Joseph Phillips and Ben Kono on woodwind doubling

In a blog post from last week, New York City composer Joseph Phillips discusses his ensemble Numinous and his decision to use woodwind doublers instead of a conventional orchestral woodwind section.

Joseph Phillips
Joseph Phillips. Photos stolen from Joseph's post.

When I started Numinous back in the fall of 2000, I knew I wanted flexibility of colors in the woodwind section. Even though I’m a saxophone/woodwind player, I didn’t want a saxophone dominant sound to the section. I also didn’t want to have 10 woodwind players to cover saxophones, oboe, English Horn, flutes, clarinets, and whatever woodwinds I happen to write for. So the most natural solution was to have woodwind doublers who would be able to play multiple instruments. Of course with the demands of my music, I didn’t want or need a typical jazz saxophone doubler: someone that plays maybe passable flute or clarinet but not well enough to match their saxophone abilities. In addition to being able to improvise well on all of the instruments, I really need musicians whose abilities on the other woodwind instruments are all fairly equal and could move easily between jazz, classical, and popular genres.

One of Numinous’s woodwind players is Ben Kono, who currently plays the reed 1 book for Jersey Boys on Broadway. In Joseph’s blog post, he interviews Ben about his woodwind abilities: Continue reading “Joseph Phillips and Ben Kono on woodwind doubling”

MS Excel music hack: Sort musical instruments by score order

For today’s Stupid Microsoft Office Trick, we will be teaching Excel how to sort musical instruments into score order. This has lots of uses for musicians and music educators:

  • Inventories of instruments, sheet music, CD’s, you name it
  • Rosters of students, orchestra members, sub lists, and so forth

For example, suppose I have a list of sheet music for various woodwind instruments:

Chaos!

If I sort alphabetically by column C, I’ll get bassoon pieces first, then clarinet, flute, oboe, and saxophone. But as a musician I rarely have reason to sort things that way. I would rather have the flute pieces on the top, followed by oboe, clarinet, bassoon, and saxophone—a typical score ordering.

I’ll show you three easy steps to make this happen. I’m using Excel 2007 and Windows Vista, but I believe this feature exists in earlier versions of Excel as well. You are on your own for the exact details, unless someone cares to share in the comments section. Continue reading “MS Excel music hack: Sort musical instruments by score order”

Duco cement and bassoon reeds

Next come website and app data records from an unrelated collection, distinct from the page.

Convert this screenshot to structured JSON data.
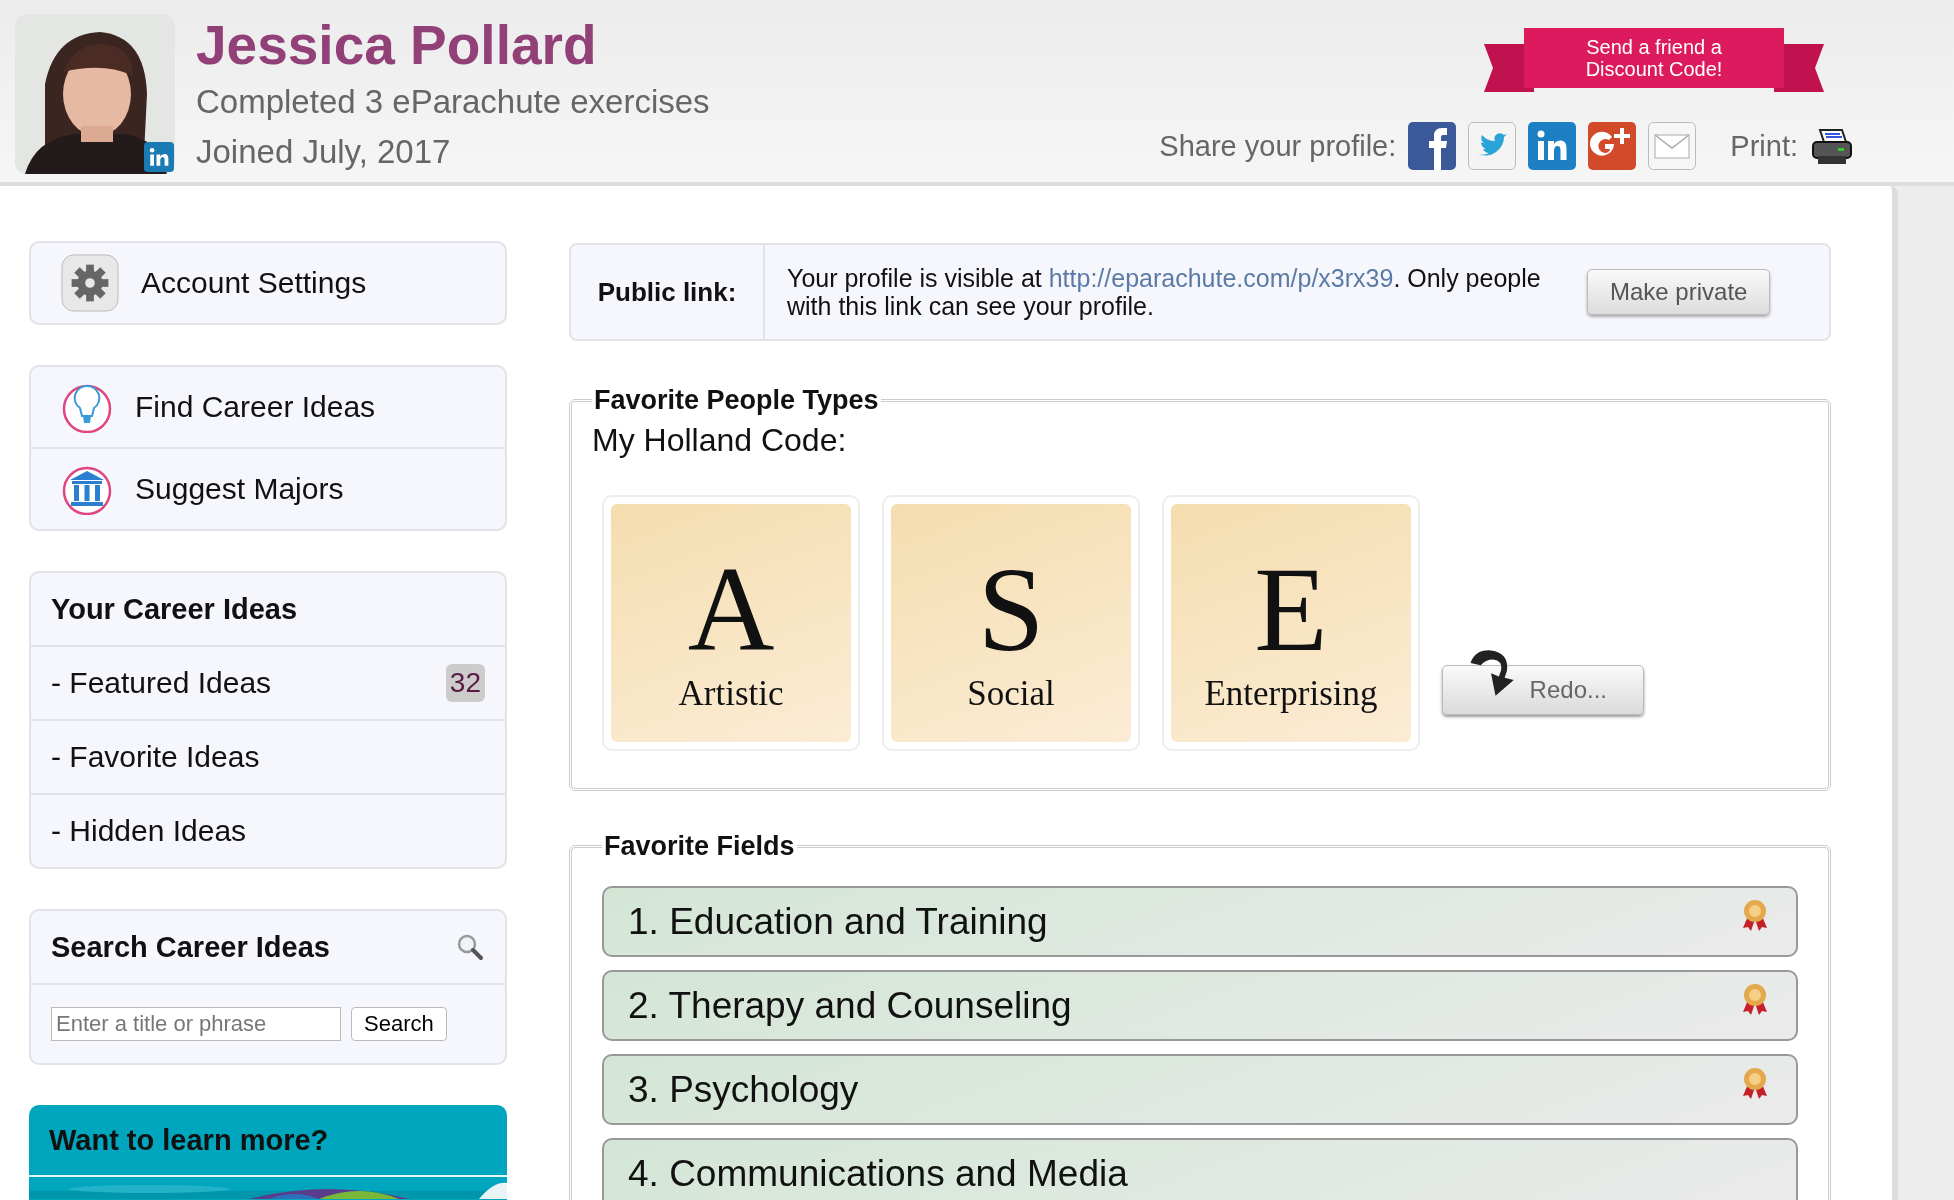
{
  "profile": {
    "name": "Jessica Pollard",
    "completed": "Completed 3 eParachute exercises",
    "joined": "Joined July, 2017"
  },
  "promo": {
    "label": "Send a friend a Discount Code!"
  },
  "share": {
    "label": "Share your profile:",
    "print_label": "Print:"
  },
  "sidebar": {
    "account": {
      "label": "Account Settings"
    },
    "tools": [
      {
        "label": "Find Career Ideas",
        "kind": "bulb"
      },
      {
        "label": "Suggest Majors",
        "kind": "college"
      }
    ],
    "career_ideas": {
      "title": "Your Career Ideas",
      "items": [
        {
          "label": "- Featured Ideas",
          "count": "32"
        },
        {
          "label": "- Favorite Ideas"
        },
        {
          "label": "- Hidden Ideas"
        }
      ]
    },
    "search": {
      "title": "Search Career Ideas",
      "placeholder": "Enter a title or phrase",
      "button": "Search"
    },
    "learn_more": {
      "title": "Want to learn more?"
    }
  },
  "public_link": {
    "label": "Public link:",
    "text_before": "Your profile is visible at ",
    "url": "http://eparachute.com/p/x3rx39",
    "text_after": ". Only people with this link can see your profile.",
    "button": "Make private"
  },
  "people_types": {
    "legend": "Favorite People Types",
    "subtitle": "My Holland Code:",
    "redo": "Redo...",
    "codes": [
      {
        "letter": "A",
        "name": "Artistic"
      },
      {
        "letter": "S",
        "name": "Social"
      },
      {
        "letter": "E",
        "name": "Enterprising"
      }
    ]
  },
  "fields": {
    "legend": "Favorite Fields",
    "items": [
      {
        "label": "1. Education and Training",
        "award": true
      },
      {
        "label": "2. Therapy and Counseling",
        "award": true
      },
      {
        "label": "3. Psychology",
        "award": true
      },
      {
        "label": "4. Communications and Media",
        "award": false
      }
    ]
  }
}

duco cementSince I moved to the lovely and historic Mississippi Delta about two and a half months ago, it has been on my to-do list to find a local source for Duco cement to use in bassoon reedmaking. I used to be able to buy it at a certain notorious chain store, but my local store here doesn’t stock it. One well-known double reed supplier sells it for $3.95 per one-ounce tube, which is four times the price I usually pay for it locally.

The Devcon website makes it hard to find information about retail locations, and in fact you have to head over to another web domain to find it. After an unsuccessful morning driving around looking for Duco, I went home and dug up this link:

http://www.itwconsumer.com/wheretobuy.aspx

Select DUCO® CEMENT, TUBE CARDED and your state. The website doesn’t give retailer addresses, but does provide names. I found a store within a half-mile of me that had it for just under a dollar per tube. Continue reading “Duco cement and bassoon reeds”

Physical factors and beginning woodwind players

Ideal flute embouchure?
Ideal flute embouchure?

A disturbing amount of flute pedagogical literature includes drawings or descriptions of what types of lips are good for flute playing and what types aren’t. Usually the lips deemed flute-appropriate are perfectly symmetrical and not too thin, not too wide. I tend to think that those kinds of distinctions are garbage, as are the descriptions of the “right” lips for clarinet or oboe playing or the suggestion that students with natural overbites are born bassoonists.

I also object to the instrument-assigning days that I understand happen in many beginning band programs, at which students are allowed to try several instruments, and assigned based on the “aptitude” that they show in their first 30 seconds holding the instrument. Continue reading “Physical factors and beginning woodwind players”